──────── Dataset excerpts

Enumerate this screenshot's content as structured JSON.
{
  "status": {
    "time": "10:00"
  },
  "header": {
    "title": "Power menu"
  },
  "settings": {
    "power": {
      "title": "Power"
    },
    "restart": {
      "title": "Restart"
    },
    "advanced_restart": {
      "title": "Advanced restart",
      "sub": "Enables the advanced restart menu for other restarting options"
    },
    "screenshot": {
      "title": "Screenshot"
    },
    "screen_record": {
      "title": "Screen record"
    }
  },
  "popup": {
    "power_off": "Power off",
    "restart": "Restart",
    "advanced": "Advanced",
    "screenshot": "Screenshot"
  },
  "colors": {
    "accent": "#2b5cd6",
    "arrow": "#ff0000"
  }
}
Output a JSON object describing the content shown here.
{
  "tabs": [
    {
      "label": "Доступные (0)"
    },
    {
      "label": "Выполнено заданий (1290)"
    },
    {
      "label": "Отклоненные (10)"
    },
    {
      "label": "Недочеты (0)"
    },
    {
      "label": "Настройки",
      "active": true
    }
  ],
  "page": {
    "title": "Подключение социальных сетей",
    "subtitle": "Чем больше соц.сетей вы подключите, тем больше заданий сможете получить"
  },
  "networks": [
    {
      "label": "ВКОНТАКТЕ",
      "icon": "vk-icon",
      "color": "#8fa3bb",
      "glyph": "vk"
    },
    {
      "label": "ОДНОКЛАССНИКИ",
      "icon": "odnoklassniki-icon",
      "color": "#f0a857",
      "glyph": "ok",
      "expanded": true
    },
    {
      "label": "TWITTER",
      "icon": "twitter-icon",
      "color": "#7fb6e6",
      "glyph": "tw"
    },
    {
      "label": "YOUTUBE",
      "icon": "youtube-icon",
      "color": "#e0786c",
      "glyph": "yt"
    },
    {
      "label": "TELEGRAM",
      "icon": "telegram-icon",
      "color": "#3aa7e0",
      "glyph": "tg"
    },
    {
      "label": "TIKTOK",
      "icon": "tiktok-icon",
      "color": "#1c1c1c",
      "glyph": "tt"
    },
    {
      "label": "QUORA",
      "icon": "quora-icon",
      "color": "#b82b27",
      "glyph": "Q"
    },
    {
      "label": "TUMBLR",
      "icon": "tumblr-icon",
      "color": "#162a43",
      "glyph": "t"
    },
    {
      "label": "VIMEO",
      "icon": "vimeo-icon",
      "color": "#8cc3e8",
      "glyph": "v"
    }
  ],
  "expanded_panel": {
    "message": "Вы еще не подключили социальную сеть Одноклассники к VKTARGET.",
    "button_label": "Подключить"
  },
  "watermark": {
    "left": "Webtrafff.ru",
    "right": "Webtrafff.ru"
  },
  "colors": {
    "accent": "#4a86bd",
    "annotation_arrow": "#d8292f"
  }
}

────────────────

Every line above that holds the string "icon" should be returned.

**The completed task**
      "icon": "vk-icon",
      "icon": "odnoklassniki-icon",
      "icon": "twitter-icon",
      "icon": "youtube-icon",
      "icon": "telegram-icon",
      "icon": "tiktok-icon",
      "icon": "quora-icon",
      "icon": "tumblr-icon",
      "icon": "vimeo-icon",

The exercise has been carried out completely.